» **Directions**:
Search the records below for the word "icon" and show every line where it occurs.

[Website and app data records]
-- Opening Marker --

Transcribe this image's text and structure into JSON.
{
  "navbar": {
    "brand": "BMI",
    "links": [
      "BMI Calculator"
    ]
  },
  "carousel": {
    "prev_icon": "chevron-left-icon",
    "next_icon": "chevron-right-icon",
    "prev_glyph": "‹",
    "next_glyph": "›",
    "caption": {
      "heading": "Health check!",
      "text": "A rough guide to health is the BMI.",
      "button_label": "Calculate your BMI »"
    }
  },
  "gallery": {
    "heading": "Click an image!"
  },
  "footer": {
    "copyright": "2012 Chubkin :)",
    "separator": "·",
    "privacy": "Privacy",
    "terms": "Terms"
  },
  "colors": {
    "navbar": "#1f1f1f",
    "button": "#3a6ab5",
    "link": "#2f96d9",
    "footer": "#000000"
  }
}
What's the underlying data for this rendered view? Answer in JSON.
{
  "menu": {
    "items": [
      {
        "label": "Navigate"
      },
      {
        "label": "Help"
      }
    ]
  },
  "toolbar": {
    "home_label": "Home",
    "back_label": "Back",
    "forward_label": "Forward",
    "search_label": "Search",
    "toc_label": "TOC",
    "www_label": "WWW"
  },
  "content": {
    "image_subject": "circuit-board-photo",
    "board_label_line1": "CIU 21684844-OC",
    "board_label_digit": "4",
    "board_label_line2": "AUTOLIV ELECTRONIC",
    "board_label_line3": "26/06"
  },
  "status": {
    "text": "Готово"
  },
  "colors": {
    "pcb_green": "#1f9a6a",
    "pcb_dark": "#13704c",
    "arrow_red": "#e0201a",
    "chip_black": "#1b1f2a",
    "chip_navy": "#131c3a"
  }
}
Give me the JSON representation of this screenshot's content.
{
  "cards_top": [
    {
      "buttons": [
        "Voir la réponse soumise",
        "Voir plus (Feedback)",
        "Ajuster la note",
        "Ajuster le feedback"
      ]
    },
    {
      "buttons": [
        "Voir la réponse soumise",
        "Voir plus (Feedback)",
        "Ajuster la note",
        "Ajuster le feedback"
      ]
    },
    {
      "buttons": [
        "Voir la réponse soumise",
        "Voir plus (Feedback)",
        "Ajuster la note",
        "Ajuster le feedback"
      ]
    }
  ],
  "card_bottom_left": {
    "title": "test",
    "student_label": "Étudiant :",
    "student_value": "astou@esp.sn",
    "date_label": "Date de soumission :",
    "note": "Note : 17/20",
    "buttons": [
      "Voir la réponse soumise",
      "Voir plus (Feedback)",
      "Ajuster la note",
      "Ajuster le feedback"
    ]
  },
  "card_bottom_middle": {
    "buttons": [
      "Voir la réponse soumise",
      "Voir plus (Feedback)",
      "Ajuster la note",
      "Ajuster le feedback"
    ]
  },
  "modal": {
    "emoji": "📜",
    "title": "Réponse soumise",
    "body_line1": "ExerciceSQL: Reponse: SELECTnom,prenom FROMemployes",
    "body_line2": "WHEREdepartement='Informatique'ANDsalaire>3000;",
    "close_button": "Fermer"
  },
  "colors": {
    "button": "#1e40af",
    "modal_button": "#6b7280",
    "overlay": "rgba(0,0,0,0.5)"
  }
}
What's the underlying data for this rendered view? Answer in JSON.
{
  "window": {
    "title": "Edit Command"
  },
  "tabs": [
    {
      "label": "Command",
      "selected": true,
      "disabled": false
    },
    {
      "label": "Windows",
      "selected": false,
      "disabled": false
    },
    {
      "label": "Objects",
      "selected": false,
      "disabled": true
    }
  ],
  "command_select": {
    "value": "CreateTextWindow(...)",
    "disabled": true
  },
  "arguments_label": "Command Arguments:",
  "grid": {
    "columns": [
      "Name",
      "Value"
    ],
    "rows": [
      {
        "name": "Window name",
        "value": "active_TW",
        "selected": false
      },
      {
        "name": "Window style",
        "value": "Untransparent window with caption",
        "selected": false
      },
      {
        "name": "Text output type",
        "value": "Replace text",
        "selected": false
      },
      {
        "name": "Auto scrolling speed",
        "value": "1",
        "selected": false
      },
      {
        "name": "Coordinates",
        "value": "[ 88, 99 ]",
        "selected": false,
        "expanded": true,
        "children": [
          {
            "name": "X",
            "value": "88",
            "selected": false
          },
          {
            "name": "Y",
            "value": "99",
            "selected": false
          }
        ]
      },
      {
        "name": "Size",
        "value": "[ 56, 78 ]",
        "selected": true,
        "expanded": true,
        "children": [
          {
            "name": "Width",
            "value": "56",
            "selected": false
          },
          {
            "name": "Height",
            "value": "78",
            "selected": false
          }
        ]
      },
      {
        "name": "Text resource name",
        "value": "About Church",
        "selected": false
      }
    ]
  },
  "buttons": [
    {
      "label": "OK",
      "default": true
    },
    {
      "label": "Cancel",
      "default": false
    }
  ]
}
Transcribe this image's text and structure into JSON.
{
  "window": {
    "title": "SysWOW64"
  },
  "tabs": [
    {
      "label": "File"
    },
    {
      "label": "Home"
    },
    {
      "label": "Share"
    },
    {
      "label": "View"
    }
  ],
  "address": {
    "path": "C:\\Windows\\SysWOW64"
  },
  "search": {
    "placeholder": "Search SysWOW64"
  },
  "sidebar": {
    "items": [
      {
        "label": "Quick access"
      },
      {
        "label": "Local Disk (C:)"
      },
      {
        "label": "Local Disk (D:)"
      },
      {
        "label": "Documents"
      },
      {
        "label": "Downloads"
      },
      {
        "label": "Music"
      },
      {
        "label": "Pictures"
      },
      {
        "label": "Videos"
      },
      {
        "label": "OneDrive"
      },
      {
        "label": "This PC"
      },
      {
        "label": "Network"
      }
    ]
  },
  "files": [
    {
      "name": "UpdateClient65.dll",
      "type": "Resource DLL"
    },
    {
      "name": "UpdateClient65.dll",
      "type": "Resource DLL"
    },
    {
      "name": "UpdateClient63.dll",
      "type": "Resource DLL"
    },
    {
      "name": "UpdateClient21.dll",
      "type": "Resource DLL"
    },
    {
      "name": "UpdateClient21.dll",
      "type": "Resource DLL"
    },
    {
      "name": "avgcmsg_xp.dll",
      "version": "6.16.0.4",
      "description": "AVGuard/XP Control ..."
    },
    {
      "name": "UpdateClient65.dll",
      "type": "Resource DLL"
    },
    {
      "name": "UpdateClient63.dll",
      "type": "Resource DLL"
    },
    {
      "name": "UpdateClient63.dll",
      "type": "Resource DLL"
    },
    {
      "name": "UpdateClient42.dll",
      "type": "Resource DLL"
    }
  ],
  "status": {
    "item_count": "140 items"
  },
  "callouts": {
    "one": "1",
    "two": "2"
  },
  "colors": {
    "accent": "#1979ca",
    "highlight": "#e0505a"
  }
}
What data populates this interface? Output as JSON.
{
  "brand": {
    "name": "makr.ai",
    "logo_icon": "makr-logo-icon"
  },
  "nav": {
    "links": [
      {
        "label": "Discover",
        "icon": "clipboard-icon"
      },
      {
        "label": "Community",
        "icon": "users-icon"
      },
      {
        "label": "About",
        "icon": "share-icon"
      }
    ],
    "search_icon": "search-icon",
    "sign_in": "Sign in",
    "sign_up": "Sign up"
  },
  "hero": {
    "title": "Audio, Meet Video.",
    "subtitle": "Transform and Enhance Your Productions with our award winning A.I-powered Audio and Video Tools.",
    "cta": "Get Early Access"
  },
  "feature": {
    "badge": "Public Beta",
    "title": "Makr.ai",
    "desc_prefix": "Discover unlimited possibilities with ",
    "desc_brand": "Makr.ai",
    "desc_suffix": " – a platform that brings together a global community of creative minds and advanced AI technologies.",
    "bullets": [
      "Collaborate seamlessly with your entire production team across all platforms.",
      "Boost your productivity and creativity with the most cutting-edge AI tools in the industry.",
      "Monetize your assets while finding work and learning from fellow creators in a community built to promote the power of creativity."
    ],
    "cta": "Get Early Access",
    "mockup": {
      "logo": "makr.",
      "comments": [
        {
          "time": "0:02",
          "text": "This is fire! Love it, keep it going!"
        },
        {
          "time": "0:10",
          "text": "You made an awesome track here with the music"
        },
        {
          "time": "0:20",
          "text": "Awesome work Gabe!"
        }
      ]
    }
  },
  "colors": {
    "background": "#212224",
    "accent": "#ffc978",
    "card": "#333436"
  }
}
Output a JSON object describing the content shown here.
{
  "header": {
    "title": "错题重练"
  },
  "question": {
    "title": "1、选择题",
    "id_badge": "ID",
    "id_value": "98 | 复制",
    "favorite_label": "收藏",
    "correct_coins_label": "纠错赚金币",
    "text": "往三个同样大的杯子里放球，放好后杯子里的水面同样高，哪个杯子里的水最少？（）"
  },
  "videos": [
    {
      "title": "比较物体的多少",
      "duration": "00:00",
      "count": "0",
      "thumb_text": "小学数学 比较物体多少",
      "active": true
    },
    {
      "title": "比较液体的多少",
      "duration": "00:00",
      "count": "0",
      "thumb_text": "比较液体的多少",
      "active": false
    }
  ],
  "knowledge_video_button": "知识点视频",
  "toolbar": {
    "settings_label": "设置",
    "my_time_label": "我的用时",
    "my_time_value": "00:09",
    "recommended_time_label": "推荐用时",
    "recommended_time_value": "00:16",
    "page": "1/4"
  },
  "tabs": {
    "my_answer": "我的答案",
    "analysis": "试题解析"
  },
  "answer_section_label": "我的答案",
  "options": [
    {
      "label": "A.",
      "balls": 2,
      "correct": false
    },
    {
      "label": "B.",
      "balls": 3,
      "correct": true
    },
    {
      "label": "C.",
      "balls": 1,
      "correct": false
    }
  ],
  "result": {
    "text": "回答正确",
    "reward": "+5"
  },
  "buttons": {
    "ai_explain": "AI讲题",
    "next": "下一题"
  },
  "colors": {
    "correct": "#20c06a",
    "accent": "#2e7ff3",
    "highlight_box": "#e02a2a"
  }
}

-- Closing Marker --

» **Response area**:
    "prev_icon": "chevron-left-icon",
    "next_icon": "chevron-right-icon",
    "logo_icon": "makr-logo-icon"
        "icon": "clipboard-icon"
        "icon": "users-icon"
        "icon": "share-icon"
    "search_icon": "search-icon",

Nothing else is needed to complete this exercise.